German Pinschers are active and need daily exercise either through a good run in the backyard or two long walks on the lead. Supervise your German Pinscher when exercising, since he'll go bounding off after anything that's worth chasing. He'll be all right in an apartment if given enough exercise, but he prefers a home with a fenced yard in which he can play. He isn't suited to living outdoors full-time in a kennel or dog run, however; he thrives being with his family.
He's a working breed and enjoys having a job to do. An unstimulated, untrained, and unexercised German Pinscher can head down a scary path of boredom and destruction. Give him something to work on while you're gone, such as interactive toys or Kongs with frozen peanut butter. He's no couch potato, content to lounge about all day enjoying bonbons.

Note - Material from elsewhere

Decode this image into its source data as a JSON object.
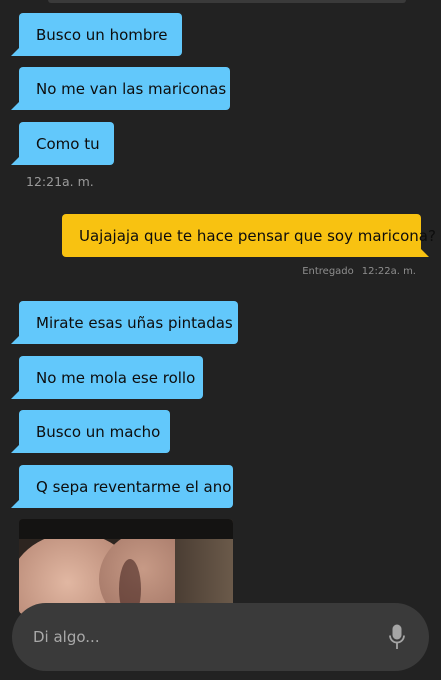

Crate training benefits every dog and is a kind way to ensure that your German Pinscher doesn't have accidents in the house or get into things he shouldn't. Like many other dogs, a German Pinscher can be destructive as a pup, and when even when he enters adulthood. Crate training is for his safety. A crate is also a place where he can retreat for a nap.
Crate training at a young age will help your Pinscher accept confinement if he ever needs to be boarded or hospitalized. Never stick your Pinscher in a crate all day long, however. It's not a jail, and he shouldn't spend more than a few hours at a time in it except when he's sleeping at night. He isn't meant to spend his life locked up in a crate or kennel.
Exercise, training, and laying down house rules for your German Pinscher all will help ensure that your companion is well behaved. It alleviates stress for you and him and provides opportunities to bond.
Danixaris - German Pinschers UK
German Pinscher breeder UK